CIA chief John Brennan admits use of brutal interrogation techniques
Washington, Dec 12: Some officers of the Central Intelligence Agency (CIA) used brutal techniques on terrorist suspects and there was no proof of useful information yielded from the interrogation, the chief of the US spy agency has said.
John Brennan, in a rare televised press conference held at the CIA headquarters in Langley, Virginia, Thursday acknowledged "unauthorised" and "abhorrent" practices by some officers, saying it was "unknowable" whether the so-called enhanced interrogation techniques produced key intelligence, Xinhua reported.
"We fell short when it came to holding some officers accountable for their mistakes," Brennan said, adding that the use of coercive methods has a strong prospect for resulting in false information because "if somebody is being subjected to a course of techniques, they say something to have those techniques stopped".
"And so there have been a lot of studies done over the years about the value of different types of interrogation methods and whether or not coercive methods can lead to useful information that couldn't otherwise be obtained," the CIA chief noted.
But Brennan asserted the CIA "did a lot of things right" in a time when there were no easy answers, saying CIA officers were acting under Bush administration guidance that harsh techniques were legal.

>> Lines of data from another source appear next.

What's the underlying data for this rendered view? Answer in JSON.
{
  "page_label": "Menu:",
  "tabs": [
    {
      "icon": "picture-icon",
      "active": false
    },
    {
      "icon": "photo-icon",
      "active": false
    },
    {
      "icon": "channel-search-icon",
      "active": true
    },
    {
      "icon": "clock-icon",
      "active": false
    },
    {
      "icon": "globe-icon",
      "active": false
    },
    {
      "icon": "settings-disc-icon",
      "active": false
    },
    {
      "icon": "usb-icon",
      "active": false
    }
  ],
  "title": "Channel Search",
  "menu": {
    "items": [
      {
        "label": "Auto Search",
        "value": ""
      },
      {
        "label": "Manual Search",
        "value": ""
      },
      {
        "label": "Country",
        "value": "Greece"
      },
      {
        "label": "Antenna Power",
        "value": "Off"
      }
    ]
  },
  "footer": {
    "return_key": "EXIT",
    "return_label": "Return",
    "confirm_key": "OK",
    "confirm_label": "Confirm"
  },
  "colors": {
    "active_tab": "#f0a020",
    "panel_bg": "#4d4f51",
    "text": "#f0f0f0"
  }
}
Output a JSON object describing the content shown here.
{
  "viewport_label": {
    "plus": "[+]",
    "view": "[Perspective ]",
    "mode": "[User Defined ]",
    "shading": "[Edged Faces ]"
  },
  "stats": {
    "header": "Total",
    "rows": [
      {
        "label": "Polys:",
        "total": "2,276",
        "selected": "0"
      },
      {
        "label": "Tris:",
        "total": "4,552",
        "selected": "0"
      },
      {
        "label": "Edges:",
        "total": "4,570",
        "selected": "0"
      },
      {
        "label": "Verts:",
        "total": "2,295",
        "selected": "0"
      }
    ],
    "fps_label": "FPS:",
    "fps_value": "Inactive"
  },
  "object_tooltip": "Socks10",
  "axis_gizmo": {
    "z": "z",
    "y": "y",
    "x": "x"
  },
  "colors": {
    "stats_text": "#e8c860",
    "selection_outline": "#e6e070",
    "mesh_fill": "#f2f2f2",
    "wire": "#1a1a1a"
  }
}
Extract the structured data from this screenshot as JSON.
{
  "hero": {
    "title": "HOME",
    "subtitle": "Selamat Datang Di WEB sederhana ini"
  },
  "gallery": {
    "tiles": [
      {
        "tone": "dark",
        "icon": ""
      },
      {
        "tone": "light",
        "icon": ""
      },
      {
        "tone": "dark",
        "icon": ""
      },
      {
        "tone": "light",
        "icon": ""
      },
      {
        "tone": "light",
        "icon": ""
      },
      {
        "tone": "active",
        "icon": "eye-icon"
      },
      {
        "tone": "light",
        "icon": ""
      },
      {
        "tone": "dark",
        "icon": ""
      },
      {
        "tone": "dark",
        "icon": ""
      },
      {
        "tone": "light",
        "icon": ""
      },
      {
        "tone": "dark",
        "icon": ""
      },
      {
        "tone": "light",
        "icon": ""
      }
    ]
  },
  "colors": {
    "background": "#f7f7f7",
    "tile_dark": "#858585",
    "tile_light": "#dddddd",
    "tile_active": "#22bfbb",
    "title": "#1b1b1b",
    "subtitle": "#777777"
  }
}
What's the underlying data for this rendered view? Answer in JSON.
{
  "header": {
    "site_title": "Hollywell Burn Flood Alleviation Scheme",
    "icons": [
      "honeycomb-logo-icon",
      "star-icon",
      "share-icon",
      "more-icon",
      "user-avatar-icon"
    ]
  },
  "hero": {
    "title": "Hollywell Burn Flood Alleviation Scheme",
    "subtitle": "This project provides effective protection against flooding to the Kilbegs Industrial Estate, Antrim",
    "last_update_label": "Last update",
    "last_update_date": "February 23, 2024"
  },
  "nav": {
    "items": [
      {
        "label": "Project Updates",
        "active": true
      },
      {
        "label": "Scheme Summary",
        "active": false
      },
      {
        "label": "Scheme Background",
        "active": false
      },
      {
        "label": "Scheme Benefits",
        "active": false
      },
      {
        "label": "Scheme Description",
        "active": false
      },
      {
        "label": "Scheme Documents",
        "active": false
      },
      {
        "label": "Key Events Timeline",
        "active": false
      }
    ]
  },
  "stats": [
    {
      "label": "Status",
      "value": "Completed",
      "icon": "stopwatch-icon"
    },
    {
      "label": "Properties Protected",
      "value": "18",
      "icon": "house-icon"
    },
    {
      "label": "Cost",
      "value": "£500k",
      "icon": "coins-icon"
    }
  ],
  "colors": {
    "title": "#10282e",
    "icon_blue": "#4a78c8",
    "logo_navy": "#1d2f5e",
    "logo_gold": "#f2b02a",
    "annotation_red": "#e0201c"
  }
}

The CIA was brought to sharper focus following the release Tuesday of a Senate Intelligence Committee report, in which details were offered about the agency's brutal interrogation methods over the years after the Sep 11, 2001, terrorist attacks on the US mainland.
Among the methods were water-boarding, sexual threats and sleep deprivation, though the report found the techniques largely ineffective and poorly managed.
The revelations have sparked outrage and demands for justice around the world.
Juan Mendez, the UN's special rapporteur on torture and other cruel, inhuman or degrading treatment or punishment, said the use of torture when interrogating prisoners captured in the US "war on terror" has damaged the country's moral high ground and set back the global fight against the condemnable practice.
"The example set by the United States on the use of torture has been a big drawback in the fight against such practice in many other countries throughout the world," he said.
"We have lost a little bit of the moral high ground," Mendez added. "But it can be regained and it should be regained."
He said the torture programmes had made the matter of terrorism worse and provided "a breeding ground for more terrorism".
"As a nation that has publicly affirmed its belief that respect for truth advances respect for the rule of law, and as a nation that frequently calls for transparency and accountability in other countries, the United States must rise to meet the standards it has set both for itself and for others," Mendez said.